When you receive Jesus as your Savior, you—in effect—are saying, “I've signed up for a relationship that I intend to honor...until death us do part.” That relationship is with the bride of Christ—inevitably and only expressed in the church universal AND a local fellowship. Even if—and when—the church fails us, it is never an option for us to simply unplug from the idea of church itself.

Understand I'm not saying it's wrong to switch churches—and maybe find a local fellowship that's more millennial oriented. But I AM saying that throwing out the entire notion of church is biblically wrong.

So while I feel the pain of the Millennials (I actually find myself more aligned with their frame of thinking than that of boomers), I find their exodus from church untenable and unacceptable.

Because Dad and Mom might have called it quits over “irreconcilable differences” in their marriage, doesn't give Millennials the right to do so with church. Neither choice is biblical.

Someone needs to say “While you have the right to express your pain, your dissatisfaction, you do NOT have the right to walk away”--to throw the bride of Christ aside in search of a self-actualized spirituality. So I say, let's get together—Millennials and boomers—and fix what's wrong...rather than abandon it.

“Do not forget to assemble yourselves together” is not optional advice. It's a command—not just for boomers, but also Millennials.

Sacred Silence  

You've heard the expression, “there was an awkward silence.”   Or... “There was an uncomfortable pause in the conversation.”  Increasingly, I'm noticing that ANY silence is awkward for most people.

Imagine eating out a restaurant...without music blaring in the background.  Heaven forbid we should actually be able to hear each other converse without straining.  (By the way—exactly what IS the advantage to it being so loud that you have to yell to be heard?).

Or try to imagine shopping in a store without a pulsing pounding musical background that's really in the foreground.  

But the assault on solitude has likewise infiltrated the church.  Take communion service for example.  I've probably taken part in communion in 50 different churches.  And almost every single one of them features music as the bread and juice are shared.   This is supposed to be the time when we follow the exhortation of 1 Corinthians 11:28 to “examine ourselves” lest we fail to discern “the Lord's body.” 

I'm not suggesting that music in the background at communion is wrong.  But I am suggesting it's a problem when we can't NOT have it.  When we can’t just have silence....and pray. 
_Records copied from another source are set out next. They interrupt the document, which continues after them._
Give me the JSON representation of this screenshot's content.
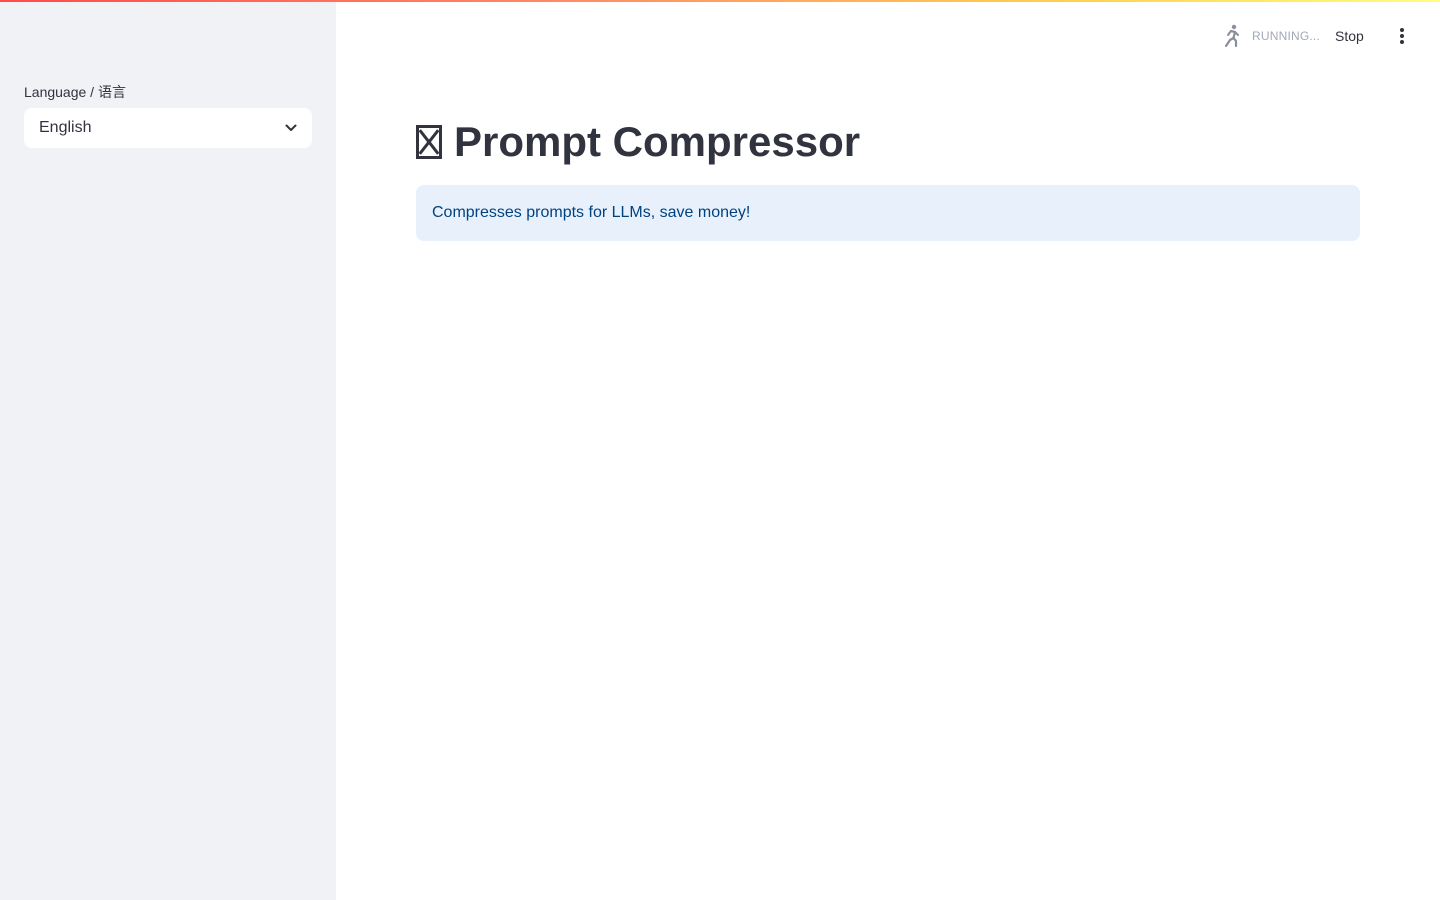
{
  "app": {
    "title": "Prompt Compressor",
    "title_icon": "unknown-glyph-icon"
  },
  "sidebar": {
    "language_label": "Language / 语言",
    "language_select": {
      "value": "English",
      "icon": "chevron-down-icon"
    }
  },
  "header": {
    "status_text": "RUNNING...",
    "status_icon": "running-man-icon",
    "stop_label": "Stop",
    "menu_icon": "kebab-menu-icon"
  },
  "main": {
    "info_message": "Compresses prompts for LLMs, save money!"
  },
  "colors": {
    "sidebar_bg": "#f0f2f6",
    "info_bg": "#e8f1fb",
    "info_text": "#004280",
    "text_primary": "#31333f",
    "status_text": "#a3a8b8",
    "accent_gradient_start": "#ff4b4b",
    "accent_gradient_end": "#fffd80"
  }
}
The reality is, we're so used to getting into our cars and turning on the radio...so used to hitting the health club with our ear buds and smart phone or mp3 player...calm is no longer calming. We have so jammed and crammed our lives full of iTunes and iPhones and iPads, there's no room left for “I pause.   I ponder.”  And  silence—valued as “golden” in previous generations--is seen today as a rusted relic.  Just plain awkward.

But how can we expect to “Be Still and know that God is God” if the soundtrack of our lives is always pumping?  How can we learn to meditate on the Word of God...when we've already allowed other background sounds to compete for part of our meditative focus? 

We need a return to quiet.  Planned pauses.  Sacred solitude. 

Records per page First Prev   105 106 107 108 109 110 111 112 113 114 of  121  Next Last  

Jon GaugerJon Gauger

Recent Posts

Thursday, September 28, 2023
Save Them All
Thursday, September 21, 2023
Ultimate Restoration
Thursday, September 14, 2023
Don't Think He Will Hurt You
Thursday, September 07, 2023
Wisdom in the Waves
Thursday, August 31, 2023
Come Boldly
Thursday, August 24, 2023
Who--me? Repent?
Thursday, August 17, 2023
First Reactions
Thursday, August 10, 2023
Our True Selves
Thursday, August 03, 2023
Who Do You Love More?
Thursday, July 27, 2023
Sin is the Enemy!
Thursday, July 20, 2023
Proud--Like a Fly
Thursday, July 13, 2023
They Want Your Phone Number--Desperately
Thursday, July 06, 2023
Remembering Mike Kellogg
Thursday, June 29, 2023
He Just Blesses Us!
Thursday, June 22, 2023
Temptation Center

Jon Gauger Media 2016